• [BRIEF]:
The entries are to be reproduced word for word, with all images left out.

• [DATA SHOWN]:
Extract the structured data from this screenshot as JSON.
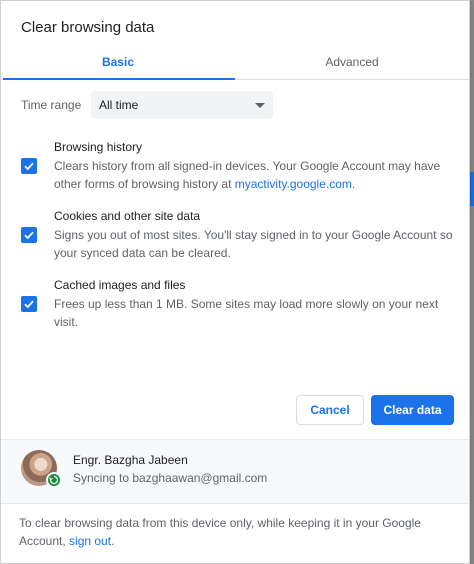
{
  "dialog": {
    "title": "Clear browsing data"
  },
  "tabs": [
    {
      "label": "Basic",
      "active": true
    },
    {
      "label": "Advanced",
      "active": false
    }
  ],
  "time_range": {
    "label": "Time range",
    "value": "All time"
  },
  "options": [
    {
      "title": "Browsing history",
      "desc_pre": "Clears history from all signed-in devices. Your Google Account may have other forms of browsing history at ",
      "desc_link": "myactivity.google.com",
      "desc_post": ".",
      "checked": true
    },
    {
      "title": "Cookies and other site data",
      "desc": "Signs you out of most sites. You'll stay signed in to your Google Account so your synced data can be cleared.",
      "checked": true
    },
    {
      "title": "Cached images and files",
      "desc": "Frees up less than 1 MB. Some sites may load more slowly on your next visit.",
      "checked": true
    }
  ],
  "buttons": {
    "cancel": "Cancel",
    "clear": "Clear data"
  },
  "account": {
    "name": "Engr. Bazgha Jabeen",
    "sync_status": "Syncing to bazghaawan@gmail.com"
  },
  "footer": {
    "text_pre": "To clear browsing data from this device only, while keeping it in your Google Account, ",
    "link": "sign out",
    "text_post": "."
  },
  "colors": {
    "accent": "#1a73e8",
    "sync_badge": "#1e8e3e"
  },
  "icons": [
    "checkbox-checked-icon",
    "dropdown-caret-icon",
    "sync-icon"
  ]
}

• [EXPECTED ANSWER]:
Extract the structured data from this screenshot as JSON.
{
  "dialog": {
    "title": "Clear browsing data"
  },
  "tabs": [
    {
      "label": "Basic",
      "active": true
    },
    {
      "label": "Advanced",
      "active": false
    }
  ],
  "time_range": {
    "label": "Time range",
    "value": "All time"
  },
  "options": [
    {
      "title": "Browsing history",
      "desc_pre": "Clears history from all signed-in devices. Your Google Account may have other forms of browsing history at ",
      "desc_link": "myactivity.google.com",
      "desc_post": ".",
      "checked": true
    },
    {
      "title": "Cookies and other site data",
      "desc": "Signs you out of most sites. You'll stay signed in to your Google Account so your synced data can be cleared.",
      "checked": true
    },
    {
      "title": "Cached images and files",
      "desc": "Frees up less than 1 MB. Some sites may load more slowly on your next visit.",
      "checked": true
    }
  ],
  "buttons": {
    "cancel": "Cancel",
    "clear": "Clear data"
  },
  "account": {
    "name": "Engr. Bazgha Jabeen",
    "sync_status": "Syncing to bazghaawan@gmail.com"
  },
  "footer": {
    "text_pre": "To clear browsing data from this device only, while keeping it in your Google Account, ",
    "link": "sign out",
    "text_post": "."
  },
  "colors": {
    "accent": "#1a73e8",
    "sync_badge": "#1e8e3e"
  },
  "icons": [
    "checkbox-checked-icon",
    "dropdown-caret-icon",
    "sync-icon"
  ]
}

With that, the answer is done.